‘Ah- can I,’ Viktor paused, and rallied his confidence. ‘Can I walk you home?’

Yuuri smiled at him, and laughed a little. 

‘We’re going to the same place, wouldn’t it be strange if you didn’t?’

Viktor felt himself blush, and he looked bashfully at the table.

‘I’m just not quite ready to say goodbye.’

Yuuri looked surprised when Viktor looked up at him. He blushed sweetly pink across his nose and cheeks, and it was his turn to look down, his smile pushing his cheeks up high.

‘Me neither.’


They dawdled as they walked, pointing out interesting shops and people to each other. The short walk home stretched out as long as they could manage. Every now and then Yuuri’s hand would brush Viktor’s, and he felt a little thrill inside at the thought of taking Yuuri’s hand in his own. Next time, maybe. There would definitely be a next time, if Viktor had a choice in the matter.

All too soon however, they were once again outside Yuuri’s apartment door. Hopefully the next step would be seeing inside, spending time with Yuuri somewhere he was comfortable. Where he could be himself, and Viktor could know him.

‘I had a lot of fun today.’ Yuuri looked down as he spoke, a shy smile on his face. Viktor was smiling widely again.

‘I did too!’ He paused. ‘Earlier, you said that next time, next time I should bring Makkachin. Is that... something you’d want to happen still?’

Yuuri looked up at him, smiling wider.

‘Yes! Absolutely!’

‘Great!’ Viktor’s smile was helpless, and tinged with relief.

Yuuri nodded, seemingly to himself.

‘Next time.’ He said firmly, before he leaned up on the tips of his toes and pressed a swift kiss to Viktor’s cheek. ‘Text me?’

His courage seemed to run out with that, and he fled back into his apartment. 

Viktor pressed his hand his cheek, and for the second time in a week found himself staring in shock at Yuuri’s closed door.

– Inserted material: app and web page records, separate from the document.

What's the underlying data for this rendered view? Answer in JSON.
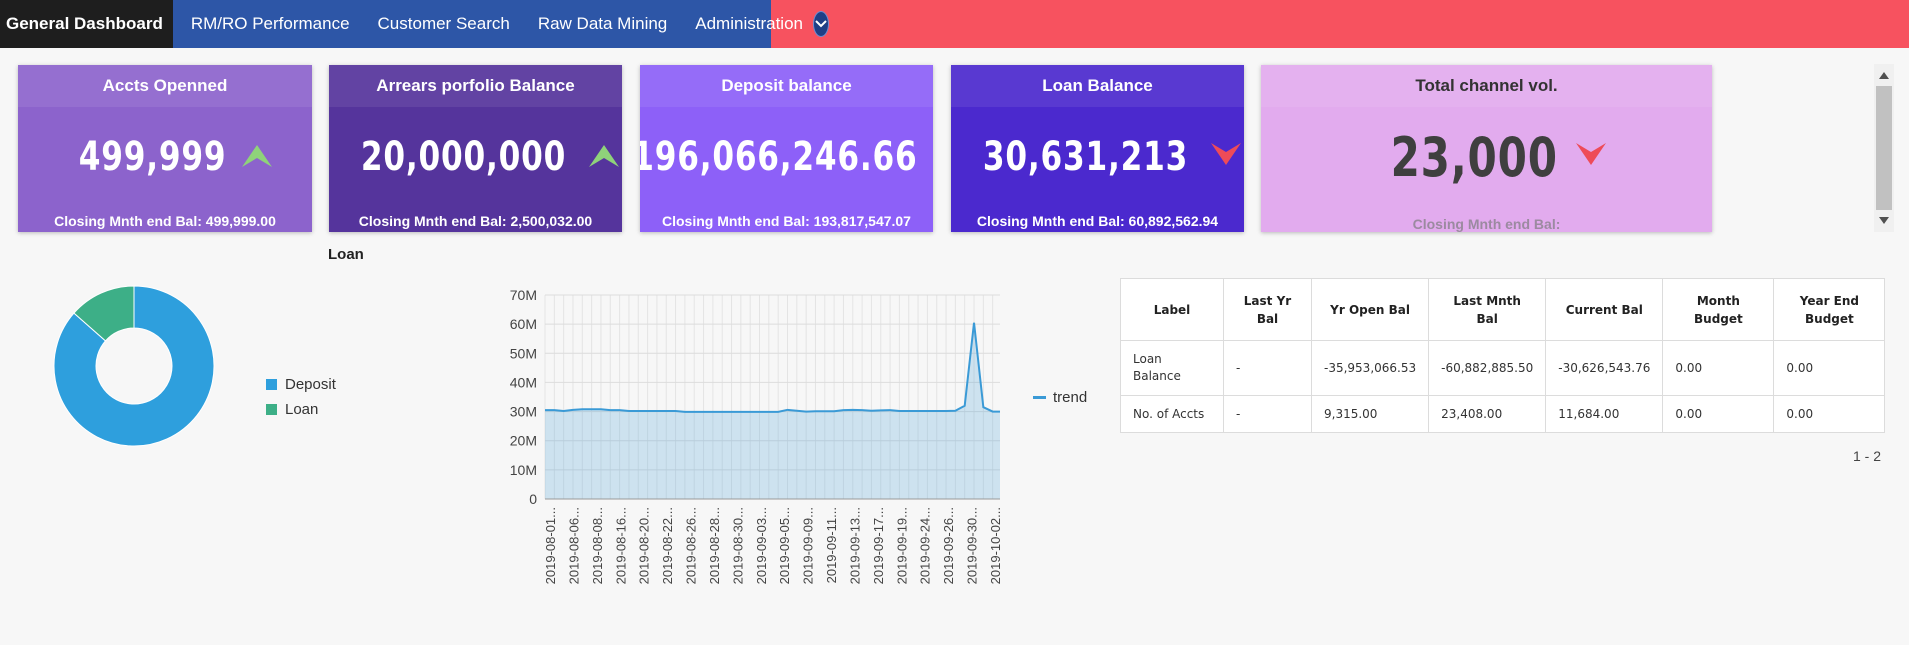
{
  "nav": {
    "tabs": [
      {
        "label": "General Dashboard",
        "active": true
      },
      {
        "label": "RM/RO Performance"
      },
      {
        "label": "Customer Search"
      },
      {
        "label": "Raw Data Mining"
      },
      {
        "label": "Administration"
      }
    ],
    "more_icon": "chevron-down-icon",
    "colors": {
      "bar": "#f7525f",
      "tabs": "#2d56a7",
      "active": "#1e1e1e"
    }
  },
  "kpis": [
    {
      "title": "Accts Openned",
      "value": "499,999",
      "trend": "up",
      "footer": "Closing Mnth end Bal: 499,999.00",
      "bg": "#8c63cc"
    },
    {
      "title": "Arrears porfolio Balance",
      "value": "20,000,000",
      "trend": "up",
      "footer": "Closing Mnth end Bal: 2,500,032.00",
      "bg": "#55349c"
    },
    {
      "title": "Deposit balance",
      "value": "196,066,246.66",
      "trend": "up",
      "footer": "Closing Mnth end Bal: 193,817,547.07",
      "bg": "#8d60f8"
    },
    {
      "title": "Loan Balance",
      "value": "30,631,213",
      "trend": "down",
      "footer": "Closing Mnth end Bal: 60,892,562.94",
      "bg": "#4b29ce"
    },
    {
      "title": "Total channel vol.",
      "value": "23,000",
      "trend": "down",
      "footer": "Closing Mnth end Bal:",
      "bg": "#e2abee"
    }
  ],
  "section_title": "Loan",
  "donut": {
    "legend": [
      {
        "label": "Deposit",
        "color": "#2e9fdd"
      },
      {
        "label": "Loan",
        "color": "#3daf87"
      }
    ]
  },
  "trend_legend": "trend",
  "chart_data": [
    {
      "type": "pie",
      "categories": [
        "Deposit",
        "Loan"
      ],
      "values": [
        86.5,
        13.5
      ],
      "colors": [
        "#2e9fdd",
        "#3daf87"
      ],
      "legend": "right"
    },
    {
      "type": "area",
      "series": [
        {
          "name": "trend",
          "color": "#3a9ad6",
          "values": [
            30.5,
            30.5,
            30.2,
            30.6,
            30.8,
            30.8,
            30.8,
            30.5,
            30.5,
            30.2,
            30.2,
            30.2,
            30.2,
            30.2,
            30.2,
            29.9,
            29.9,
            29.9,
            29.9,
            29.9,
            29.9,
            29.9,
            29.9,
            29.9,
            29.9,
            29.9,
            30.6,
            30.3,
            30.0,
            30.1,
            30.1,
            30.1,
            30.5,
            30.6,
            30.5,
            30.3,
            30.4,
            30.5,
            30.2,
            30.2,
            30.2,
            30.2,
            30.2,
            30.2,
            30.3,
            32.0,
            60.5,
            31.5,
            30.0,
            30.0
          ]
        }
      ],
      "x_tick_labels": [
        "2019-08-01...",
        "2019-08-06...",
        "2019-08-08...",
        "2019-08-16...",
        "2019-08-20...",
        "2019-08-22...",
        "2019-08-26...",
        "2019-08-28...",
        "2019-08-30...",
        "2019-09-03...",
        "2019-09-05...",
        "2019-09-09...",
        "2019-09-11...",
        "2019-09-13...",
        "2019-09-17...",
        "2019-09-19...",
        "2019-09-24...",
        "2019-09-26...",
        "2019-09-30...",
        "2019-10-02..."
      ],
      "y_ticks": [
        "0",
        "10M",
        "20M",
        "30M",
        "40M",
        "50M",
        "60M",
        "70M"
      ],
      "ylim": [
        0,
        70
      ],
      "grid": true,
      "legend": "right"
    }
  ],
  "table": {
    "headers": [
      "Label",
      "Last Yr\nBal",
      "Yr Open Bal",
      "Last Mnth\nBal",
      "Current Bal",
      "Month\nBudget",
      "Year End\nBudget"
    ],
    "rows": [
      [
        "Loan\nBalance",
        "-",
        "-35,953,066.53",
        "-60,882,885.50",
        "-30,626,543.76",
        "0.00",
        "0.00"
      ],
      [
        "No. of Accts",
        "-",
        "9,315.00",
        "23,408.00",
        "11,684.00",
        "0.00",
        "0.00"
      ]
    ],
    "pager": "1 - 2"
  }
}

Yuuri’s next door neighbour saw him punch the air this time as she stepped out carrying a rubbish bag, but Viktor couldn’t have cared less.